Intensive counseling and behavioral therapy is also required to address the psychological triggers behind addictive drug use.

Stimulant Treatment: there are no FDA-approved medications for treating addiction to stimulant medications. However, the intense psychological addiction is perhaps the most difficult of all prescription medication addictions to treat. The user may experience relatively mild physical withdrawal symptoms during detox, but the intense psychological symptoms are often enough to drive an addicted person to relapse back into a cycle of drug abuse just to make it stop.

While the initial symptoms of acute withdrawal may occur during the first few days after the last dose, psychological withdrawal symptoms can be protracted and take weeks, or even months, to subside.

Symptoms include sleep disturbances, increased appetite, mental fog and confusion, anxiety, paranoia, irritability, agitation, vivid unpleasant dreams and nightmares, profound depression, suicidal thoughts and tendencies.

Why Seek Professional Treatment?

There is no need to live in the grip of prescription drug addiction, especially when there is a significant amount of professional help available. Seeking professional treatment for drug addiction offers the best chance of making a full recovery.
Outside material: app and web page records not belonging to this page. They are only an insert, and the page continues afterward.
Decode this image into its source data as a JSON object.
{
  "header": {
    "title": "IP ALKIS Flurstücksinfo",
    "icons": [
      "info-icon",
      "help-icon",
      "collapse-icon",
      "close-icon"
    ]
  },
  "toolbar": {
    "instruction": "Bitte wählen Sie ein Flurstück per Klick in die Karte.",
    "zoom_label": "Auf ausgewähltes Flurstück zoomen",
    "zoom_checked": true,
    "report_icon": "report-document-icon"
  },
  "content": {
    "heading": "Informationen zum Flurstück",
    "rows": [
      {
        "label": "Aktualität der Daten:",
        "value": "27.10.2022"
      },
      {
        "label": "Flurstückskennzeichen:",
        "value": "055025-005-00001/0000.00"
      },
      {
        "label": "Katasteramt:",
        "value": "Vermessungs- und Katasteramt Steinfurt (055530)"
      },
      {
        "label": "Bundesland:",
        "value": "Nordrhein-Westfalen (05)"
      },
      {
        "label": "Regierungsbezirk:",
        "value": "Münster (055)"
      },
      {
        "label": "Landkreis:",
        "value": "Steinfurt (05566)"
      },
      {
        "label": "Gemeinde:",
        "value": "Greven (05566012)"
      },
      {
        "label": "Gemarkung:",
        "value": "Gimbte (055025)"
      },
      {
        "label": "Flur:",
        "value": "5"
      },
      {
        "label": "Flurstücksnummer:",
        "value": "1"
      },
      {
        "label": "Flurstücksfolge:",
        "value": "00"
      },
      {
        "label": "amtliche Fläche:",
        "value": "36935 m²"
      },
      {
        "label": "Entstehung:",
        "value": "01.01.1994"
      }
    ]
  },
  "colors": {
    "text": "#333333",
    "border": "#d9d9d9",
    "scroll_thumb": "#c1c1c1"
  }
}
Detoxing under medical supervision can make it easier to get through the detox process. Medical staff can administer medications that reduce the severity of any withdrawal symptoms that may emerge. Professional counseling and treatment also works to help people regain control of their life again and help them find healthy ways to live a productive life without drugs.

If you or a loved one is battling prescription drug addiction, reach out to qualified rehabilitation centers in Rhode Island today to learn more about available treatment options.